Hearts and minds

Photo credit http://www.flickr.com/photos/ian_ruotsala/1491259727As we learn more about how brains work, traditional views can be called into question. Recent research indicates that (at least some) decision-making processes are “prepared” by the brain unconsciously several seconds before there is an awareness of having come to a decision.

“In the study, participants could freely decide if they wanted to press a button with their left or right hand. … The researchers found that it was possible to predict from brain signals which option participants would take already seven seconds before they consciously made their decision.”

I was somewhat surprised by this finding, and look forward to follow-up research as well as independent confirmation. But most of my surprise was not due to the study itself, but rather how the results were interpreted as evidence against the existence of free will.

There’s more than one in-vogue argument surrounding free will. This post is not meant to address the deterministic issue (i.e. is there such a thing as choice in the universe); I intend to treat that fascinating question in a future post.

Here we are faced with evidence that the “me”/conscious/”in charge” part of us may not even be in the loop at all until after a decision is reached. Certainly big news! But something to assail free will?

For those accustomed to thinking of themselves as having free will, the implications are far more unsettling than learning about the physiological basis of other brain functions. [wired:Brain Scanners Can See Your Decisions Before You Make Them]

But since I have no control over what I think, believe, or decide, so what? … The lack of free will levels the playing field and makes all humans equal. [skepchick:Free will as illusion]

To me, there is a huge chasm between finding consciousness plays a later role in (at least some) decisions and concluding that there is no free will. Consciousness is already known to be a slippery thing, see anosognosia (my favorite), blind sight, confabulation, déjà vu. Our self-awareness gets sort of an “executive summary” of our sensory experience. Why should it be so hard to swallow the idea that the brain follows a similar pattern for decisions?

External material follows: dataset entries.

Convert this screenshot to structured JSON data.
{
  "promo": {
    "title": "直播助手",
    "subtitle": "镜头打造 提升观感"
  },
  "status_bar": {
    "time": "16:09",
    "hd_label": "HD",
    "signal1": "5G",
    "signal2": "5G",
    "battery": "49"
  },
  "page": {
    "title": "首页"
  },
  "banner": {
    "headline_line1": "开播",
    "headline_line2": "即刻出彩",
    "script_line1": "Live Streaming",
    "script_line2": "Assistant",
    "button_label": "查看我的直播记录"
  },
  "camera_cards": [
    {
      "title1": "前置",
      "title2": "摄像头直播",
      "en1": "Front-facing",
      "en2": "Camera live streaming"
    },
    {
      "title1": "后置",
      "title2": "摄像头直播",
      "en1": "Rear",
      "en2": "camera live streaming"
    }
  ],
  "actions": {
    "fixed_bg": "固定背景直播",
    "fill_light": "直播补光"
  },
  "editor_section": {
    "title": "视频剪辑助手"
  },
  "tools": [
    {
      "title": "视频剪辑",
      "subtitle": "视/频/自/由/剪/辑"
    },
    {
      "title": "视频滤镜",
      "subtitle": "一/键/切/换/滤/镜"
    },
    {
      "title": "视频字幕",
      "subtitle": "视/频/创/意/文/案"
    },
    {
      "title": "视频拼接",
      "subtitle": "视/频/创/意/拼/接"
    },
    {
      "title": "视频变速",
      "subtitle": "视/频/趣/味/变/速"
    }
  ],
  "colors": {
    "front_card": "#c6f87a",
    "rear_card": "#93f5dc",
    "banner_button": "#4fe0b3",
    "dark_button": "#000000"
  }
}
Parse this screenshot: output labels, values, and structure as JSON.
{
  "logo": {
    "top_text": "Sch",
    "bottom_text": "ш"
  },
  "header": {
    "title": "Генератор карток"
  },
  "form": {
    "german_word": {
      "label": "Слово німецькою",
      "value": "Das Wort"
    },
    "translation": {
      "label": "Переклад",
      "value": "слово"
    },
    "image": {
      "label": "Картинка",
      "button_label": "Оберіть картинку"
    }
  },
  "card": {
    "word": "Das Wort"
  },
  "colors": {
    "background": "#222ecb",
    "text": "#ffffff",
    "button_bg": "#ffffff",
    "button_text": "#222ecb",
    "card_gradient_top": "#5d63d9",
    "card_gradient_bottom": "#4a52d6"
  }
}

So maybe the part of me that believes it is in charge is actually more of an oversight committee. This still casts no aspersion on free will– it just gives us new data on what mental machinery is involved in making a decision. It’s still my brain, synapses wired by my experience. If we find the seat of decision-making is largely pre-conscious, we need not conclude we’re any less free, aware, or in-charge. After all, the seat of emotion was long believed to be the heart. Knowing otherwise has not sapped the vibrance from love or softened the sting of jealousy. We are still emotional creatures. And we are also decision-making creatures.

I wonder: how could we actually test for free will? You’d have to be careful that you’re not just playing to cognitive bias.

And what use then, consciousness? I’m pretty far afield of my expertise, but I could spin just-so stories all day about how an oversight, evaluating sort of self-awareness could be adaptive.

(Above photo credit: http://www.flickr.com/photos/ian_ruotsala/1491259727)


3 responses to “Hearts and minds”

  1. I wish I was as smart as my brain!

    I wonder how well their predictive ability would have worked when i bought my computer. I was all ready to buy a Mac and then was convinced otherwise. Maybe my brain knew it all along and I never really “changed my mind”.

    This is a pretty simple example (choosing which button to press). I want to see them do it with a much more complex situation. The responsible thing to do NOW is to find out when you CANNOT predict what decision someone will make and then work backwards to figure out where it breaks. This way they can try to understand the differences between situations where you can predict someone’s decisions, and those when you cannot, unless you always can…